Component data from apps and pages
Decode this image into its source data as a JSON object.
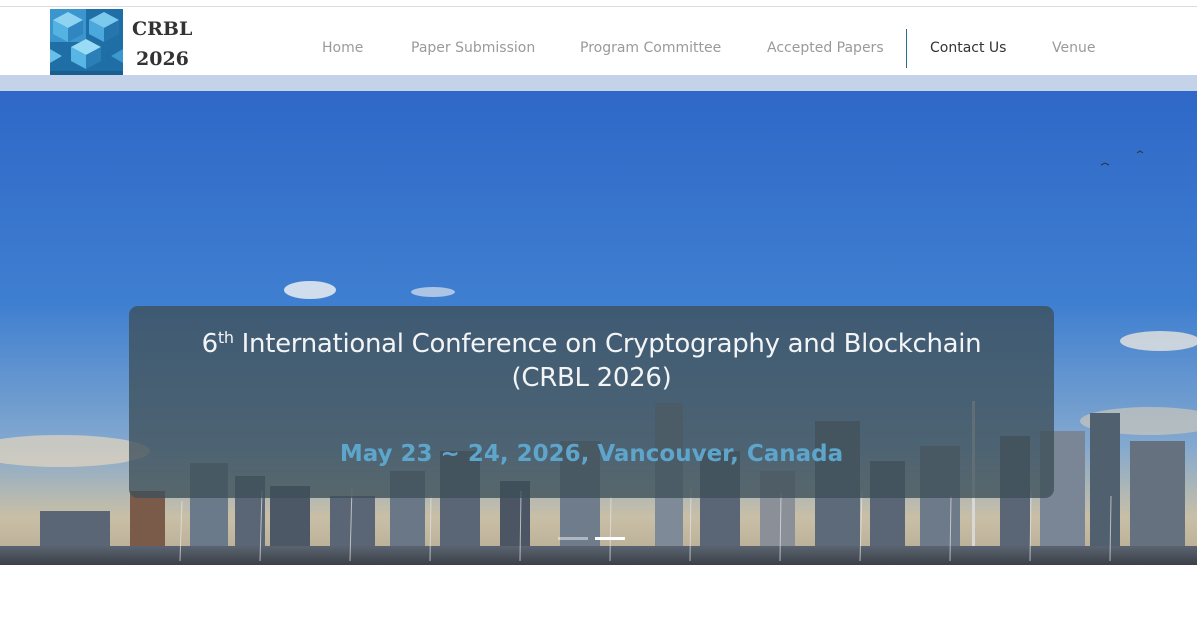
{
  "brand": {
    "line1": "CRBL",
    "line2": "2026"
  },
  "nav": {
    "items": [
      {
        "label": "Home"
      },
      {
        "label": "Paper Submission"
      },
      {
        "label": "Program Committee"
      },
      {
        "label": "Accepted Papers"
      },
      {
        "label": "Contact Us"
      },
      {
        "label": "Venue"
      }
    ],
    "active": "Contact Us"
  },
  "hero": {
    "ordinal": "6",
    "ordinal_suffix": "th",
    "title_rest": " International Conference on Cryptography and Blockchain",
    "title_line2": "(CRBL 2026)",
    "subtitle": "May 23 ~ 24, 2026, Vancouver, Canada"
  },
  "carousel": {
    "slides": 2,
    "active_index": 1
  },
  "colors": {
    "sky_top": "#2f68c8",
    "caption_bg": "#3e5058",
    "subtitle": "#5ea5cc",
    "accent_sep": "#2c6c8a",
    "band": "#c5d3ea"
  }
}
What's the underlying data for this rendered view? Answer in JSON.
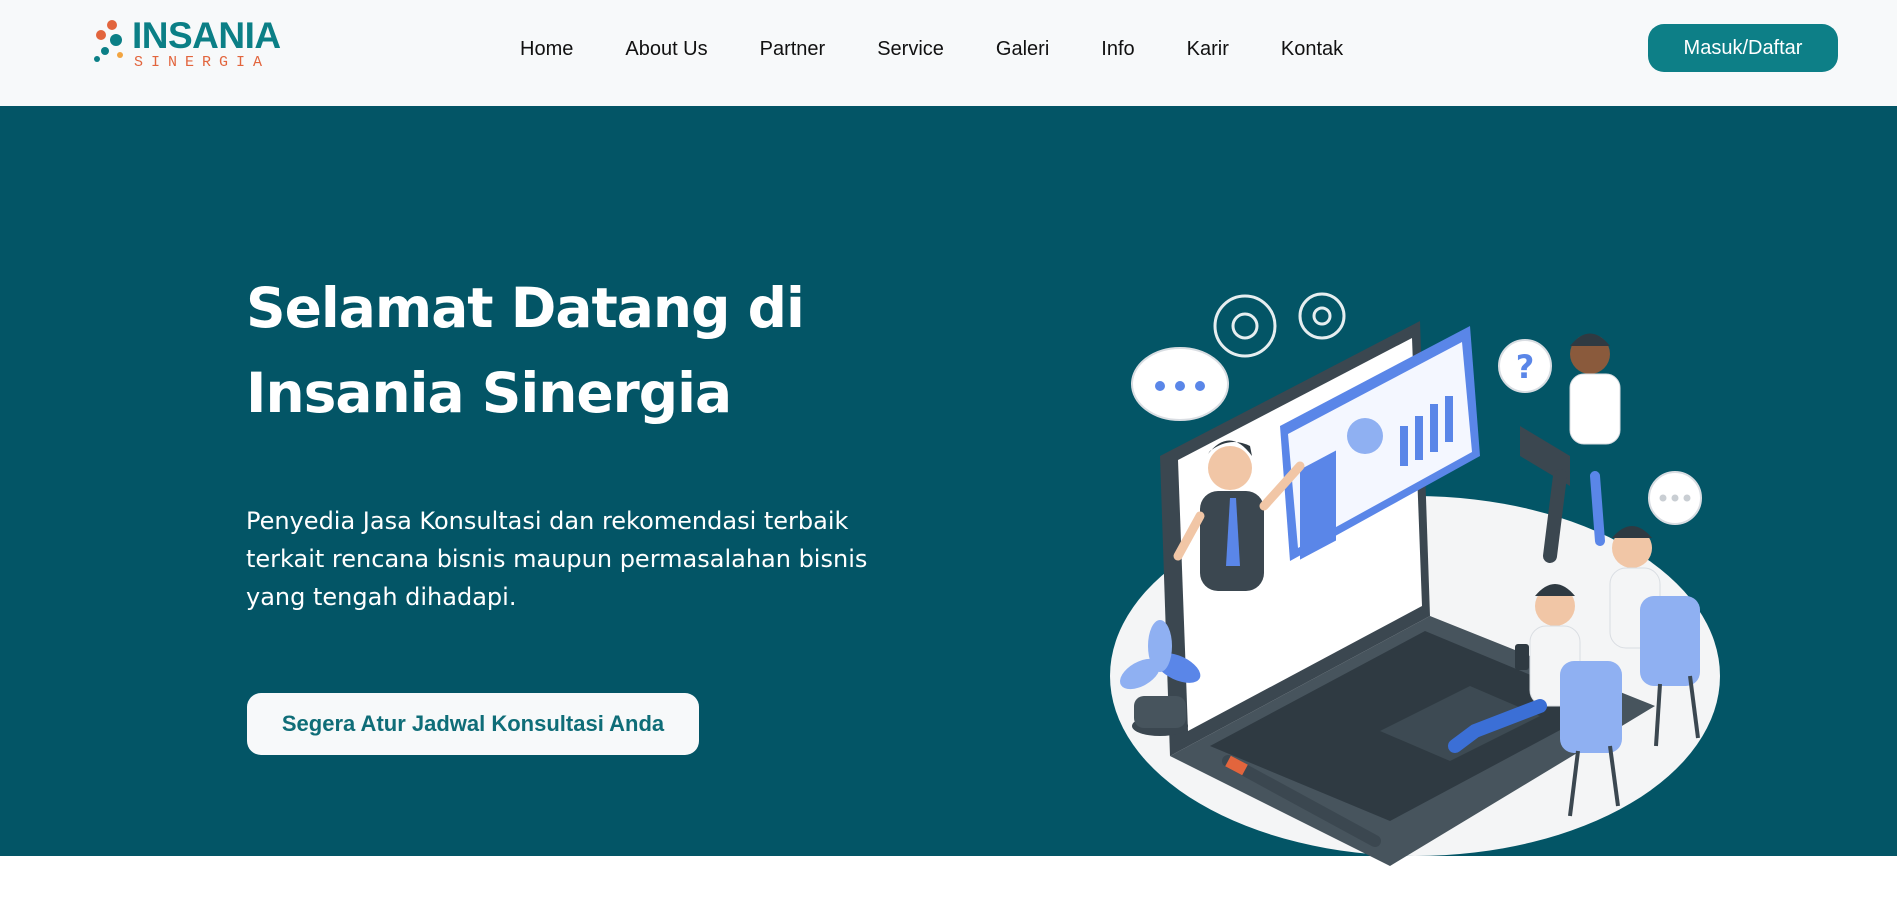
{
  "brand": {
    "name": "INSANIA",
    "tagline": "SINERGIA",
    "dot_colors": [
      "#e2653d",
      "#0b7f86",
      "#f2a541"
    ]
  },
  "nav": {
    "items": [
      {
        "label": "Home"
      },
      {
        "label": "About Us"
      },
      {
        "label": "Partner"
      },
      {
        "label": "Service"
      },
      {
        "label": "Galeri"
      },
      {
        "label": "Info"
      },
      {
        "label": "Karir"
      },
      {
        "label": "Kontak"
      }
    ],
    "login_label": "Masuk/Daftar"
  },
  "hero": {
    "title": "Selamat Datang di Insania Sinergia",
    "description": "Penyedia Jasa Konsultasi dan rekomendasi terbaik terkait rencana bisnis maupun permasalahan bisnis yang tengah dihadapi.",
    "cta_label": "Segera Atur Jadwal Konsultasi Anda",
    "illustration": "business-consultation-illustration"
  },
  "colors": {
    "header_bg": "#f7f9fa",
    "hero_bg": "#035566",
    "accent": "#0d7f87",
    "illustration_blue": "#5a86e8"
  }
}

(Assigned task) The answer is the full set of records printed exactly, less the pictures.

(Solution)
Decode this image into its source data as a JSON object.
{
  "brand": {
    "line1": "CRBL",
    "line2": "2026"
  },
  "nav": {
    "items": [
      {
        "label": "Home"
      },
      {
        "label": "Paper Submission"
      },
      {
        "label": "Program Committee"
      },
      {
        "label": "Accepted Papers"
      },
      {
        "label": "Contact Us"
      },
      {
        "label": "Venue"
      }
    ],
    "active": "Contact Us"
  },
  "hero": {
    "ordinal": "6",
    "ordinal_suffix": "th",
    "title_rest": " International Conference on Cryptography and Blockchain",
    "title_line2": "(CRBL 2026)",
    "subtitle": "May 23 ~ 24, 2026, Vancouver, Canada"
  },
  "carousel": {
    "slides": 2,
    "active_index": 1
  },
  "colors": {
    "sky_top": "#2f68c8",
    "caption_bg": "#3e5058",
    "subtitle": "#5ea5cc",
    "accent_sep": "#2c6c8a",
    "band": "#c5d3ea"
  }
}
What's the underlying data for this rendered view? Answer in JSON.
{
  "brand": {
    "name": "INSANIA",
    "tagline": "SINERGIA",
    "dot_colors": [
      "#e2653d",
      "#0b7f86",
      "#f2a541"
    ]
  },
  "nav": {
    "items": [
      {
        "label": "Home"
      },
      {
        "label": "About Us"
      },
      {
        "label": "Partner"
      },
      {
        "label": "Service"
      },
      {
        "label": "Galeri"
      },
      {
        "label": "Info"
      },
      {
        "label": "Karir"
      },
      {
        "label": "Kontak"
      }
    ],
    "login_label": "Masuk/Daftar"
  },
  "hero": {
    "title": "Selamat Datang di Insania Sinergia",
    "description": "Penyedia Jasa Konsultasi dan rekomendasi terbaik terkait rencana bisnis maupun permasalahan bisnis yang tengah dihadapi.",
    "cta_label": "Segera Atur Jadwal Konsultasi Anda",
    "illustration": "business-consultation-illustration"
  },
  "colors": {
    "header_bg": "#f7f9fa",
    "hero_bg": "#035566",
    "accent": "#0d7f87",
    "illustration_blue": "#5a86e8"
  }
}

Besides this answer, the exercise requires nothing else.